● **Page and application data records**:
————

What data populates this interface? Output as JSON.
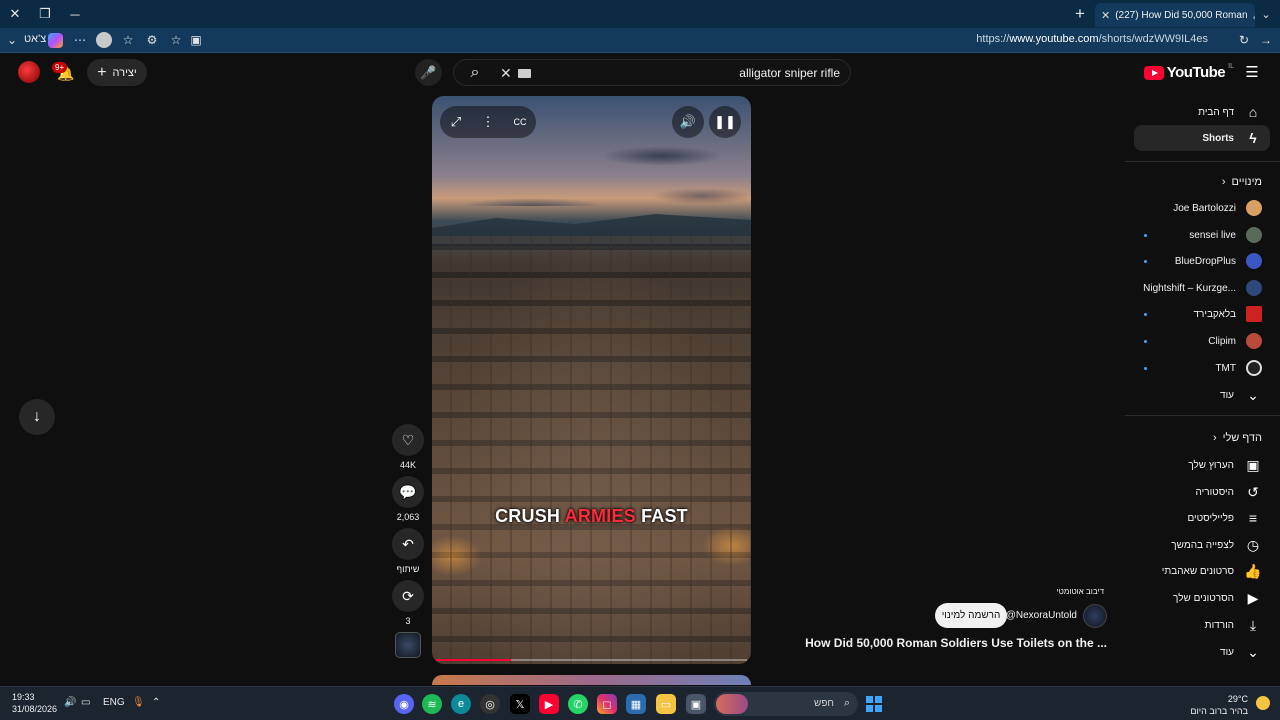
{
  "browser": {
    "tab_title": "(227) How Did 50,000 Roman",
    "url_prefix": "https://",
    "url_domain": "www.youtube.com",
    "url_path": "/shorts/wdzWW9IL4es",
    "chat_label": "צ'אט"
  },
  "header": {
    "logo_text": "YouTube",
    "logo_country": "IL",
    "search_query": "alligator sniper rifle",
    "create_label": "יצירה",
    "notif_count": "9+"
  },
  "sidebar": {
    "home": "דף הבית",
    "shorts": "Shorts",
    "subs_heading": "מינויים",
    "subscriptions": [
      "Joe Bartolozzi",
      "sensei live",
      "BlueDropPlus",
      "Nightshift – Kurzge...",
      "בלאקבירד",
      "Clipim",
      "TMT"
    ],
    "more": "עוד",
    "you_heading": "הדף שלי",
    "you_items": [
      "הערוץ שלך",
      "היסטוריה",
      "פלייליסטים",
      "לצפייה בהמשך",
      "סרטונים שאהבתי",
      "הסרטונים שלך",
      "הורדות"
    ],
    "more2": "עוד"
  },
  "video": {
    "caption_part1": "CRUSH ",
    "caption_highlight": "ARMIES",
    "caption_part2": " FAST",
    "likes": "44K",
    "comments": "2,063",
    "share_label": "שיתוף",
    "remix_count": "3",
    "dub_tag": "דיבוב אוטומטי",
    "channel": "@NexoraUntold",
    "subscribe_label": "הרשמה למינוי",
    "title": "How Did 50,000 Roman Soldiers Use Toilets on the ...",
    "progress_fraction": 0.24
  },
  "taskbar": {
    "time": "19:33",
    "date": "31/08/2026",
    "lang": "ENG",
    "search_label": "חפש",
    "temp": "29°C",
    "weather_desc": "בהיר ברוב היום"
  },
  "colors": {
    "brand": "#ff0033",
    "bg": "#0f0f0f",
    "accent": "#3ea6ff"
  }
}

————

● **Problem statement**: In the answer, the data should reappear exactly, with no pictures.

● **Expected answer**:
What data populates this interface? Output as JSON.
{
  "browser": {
    "tab_title": "(227) How Did 50,000 Roman",
    "url_prefix": "https://",
    "url_domain": "www.youtube.com",
    "url_path": "/shorts/wdzWW9IL4es",
    "chat_label": "צ'אט"
  },
  "header": {
    "logo_text": "YouTube",
    "logo_country": "IL",
    "search_query": "alligator sniper rifle",
    "create_label": "יצירה",
    "notif_count": "9+"
  },
  "sidebar": {
    "home": "דף הבית",
    "shorts": "Shorts",
    "subs_heading": "מינויים",
    "subscriptions": [
      "Joe Bartolozzi",
      "sensei live",
      "BlueDropPlus",
      "Nightshift – Kurzge...",
      "בלאקבירד",
      "Clipim",
      "TMT"
    ],
    "more": "עוד",
    "you_heading": "הדף שלי",
    "you_items": [
      "הערוץ שלך",
      "היסטוריה",
      "פלייליסטים",
      "לצפייה בהמשך",
      "סרטונים שאהבתי",
      "הסרטונים שלך",
      "הורדות"
    ],
    "more2": "עוד"
  },
  "video": {
    "caption_part1": "CRUSH ",
    "caption_highlight": "ARMIES",
    "caption_part2": " FAST",
    "likes": "44K",
    "comments": "2,063",
    "share_label": "שיתוף",
    "remix_count": "3",
    "dub_tag": "דיבוב אוטומטי",
    "channel": "@NexoraUntold",
    "subscribe_label": "הרשמה למינוי",
    "title": "How Did 50,000 Roman Soldiers Use Toilets on the ...",
    "progress_fraction": 0.24
  },
  "taskbar": {
    "time": "19:33",
    "date": "31/08/2026",
    "lang": "ENG",
    "search_label": "חפש",
    "temp": "29°C",
    "weather_desc": "בהיר ברוב היום"
  },
  "colors": {
    "brand": "#ff0033",
    "bg": "#0f0f0f",
    "accent": "#3ea6ff"
  }
}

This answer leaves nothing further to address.